The man who was responsible for a wealth of iconic early photos of Elvis Presley, Alfred Wertheimer, has died at age 85, the Associated Press reported Oct. 22. Wertheimer’s death was confirmed by Chris Murray, owner of the Govinda Gallery in Washington, D.C., who said Wertheimer died Oct. 19 of natural causes. The gallery has exhibited Wertheimer’s photos.

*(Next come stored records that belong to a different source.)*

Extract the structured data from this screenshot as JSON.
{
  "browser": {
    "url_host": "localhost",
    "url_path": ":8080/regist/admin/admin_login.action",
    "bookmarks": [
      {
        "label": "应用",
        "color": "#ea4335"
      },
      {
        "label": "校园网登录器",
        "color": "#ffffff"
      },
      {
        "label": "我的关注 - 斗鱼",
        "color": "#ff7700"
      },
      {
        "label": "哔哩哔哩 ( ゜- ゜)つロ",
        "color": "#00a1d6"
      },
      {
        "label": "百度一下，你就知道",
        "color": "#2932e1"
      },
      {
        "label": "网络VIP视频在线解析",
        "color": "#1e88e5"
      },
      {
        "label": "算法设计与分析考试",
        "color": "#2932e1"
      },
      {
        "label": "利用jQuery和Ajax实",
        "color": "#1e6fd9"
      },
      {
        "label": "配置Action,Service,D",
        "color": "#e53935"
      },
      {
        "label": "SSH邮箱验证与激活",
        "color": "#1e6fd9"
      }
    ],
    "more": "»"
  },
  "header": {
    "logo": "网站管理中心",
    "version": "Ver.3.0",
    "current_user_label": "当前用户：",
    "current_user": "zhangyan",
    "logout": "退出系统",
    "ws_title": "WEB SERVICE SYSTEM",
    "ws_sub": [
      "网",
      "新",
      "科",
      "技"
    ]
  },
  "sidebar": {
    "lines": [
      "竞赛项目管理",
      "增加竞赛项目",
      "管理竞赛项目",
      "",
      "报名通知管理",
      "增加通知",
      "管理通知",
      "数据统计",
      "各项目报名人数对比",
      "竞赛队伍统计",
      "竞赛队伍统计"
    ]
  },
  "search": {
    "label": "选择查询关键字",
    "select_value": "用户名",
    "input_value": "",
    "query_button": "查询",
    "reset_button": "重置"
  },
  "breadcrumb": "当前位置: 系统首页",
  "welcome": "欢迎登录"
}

“There has been no other photographer that Elvis ever allowed to get as up close and personal in his life through photos as he did with Alfred,” Priscilla Presley, Elvis’ ex-wife said in a statement released Tuesday. “I’m deeply saddened by the death of Alfred Wertheimer. He was a dear friend and special soul. I feel he was a gift for all who knew him especially, Elvis Presley.”

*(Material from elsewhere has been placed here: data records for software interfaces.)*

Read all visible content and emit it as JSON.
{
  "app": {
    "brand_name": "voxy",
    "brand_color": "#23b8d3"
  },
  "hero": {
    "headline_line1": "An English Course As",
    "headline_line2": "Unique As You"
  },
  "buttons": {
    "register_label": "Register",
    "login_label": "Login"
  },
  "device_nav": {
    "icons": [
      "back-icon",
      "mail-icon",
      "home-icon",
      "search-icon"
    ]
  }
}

Wertheimer was born on Nov. 16, 1929. He first met Elvis Presley in 1956. “I was assigned to photograph a 21-year-old singer who RCA was promoting,” he said in an interview. “It was Elvis Presley, a name I did not recognize when I trekked down to New York City’s Studio 50 (later to be named the Ed Sullivan Theater) to photograph Presley’s appearance on Tommy Dorsey and Jimmy Dorsey’s Stage Show.”
The meeting took place on March 17, 1956. “As a freelance photographer, I got a call from Anne Fulchino, public relations director for RCA Victor, which was Elvis record company,” he said. “She asked me if I had time to come down to Studio 50 in mid Manhattan, New York to photograph the Tommy and Jimmy Dorsey hosted weekly television program ‘Stage Show’.” Wertheimer, a fan of Tommy Dorsey, said he would be happy to photograph them, but then was told he was being asked to take pictures of the young Presley. “At which point my comment was ‘Elvis who?’”
The photographer said he had taken over 2,000 pictures of Presley. He said most of the photos were taken with a split image range finder, model S2, Nikon camera and most were taken with available light. Some of the photos can be seen online.
Among them was “The Kiss,” a photo of Presley getting cozy with a pretty young woman under the stairs at the Mosque Theatre on June 30, 1956. Though Wertheimer said he didn’t ask her name and referred to her as a “mystery woman,” she was revealed in a 2011 article in Vanity Fair. He also photographed other celebrity subjects, including Eleanor Roosevelt, Nina Simone, Paul Anka, Annette Funicello, President John F. Kennedy and wife Jacqueline, and Richard Nixon and wife Patricia.
Wertheimer’s photos were compiled in several books, including “Elvis 1956,” “Elvis at 21: New York to Memphis” and “Elvis ’56: In the Beginning.” A limited edition book, “Alfred Wertheimer: Elvis and the Birth of Rock and Roll,” featured many photos not previously released.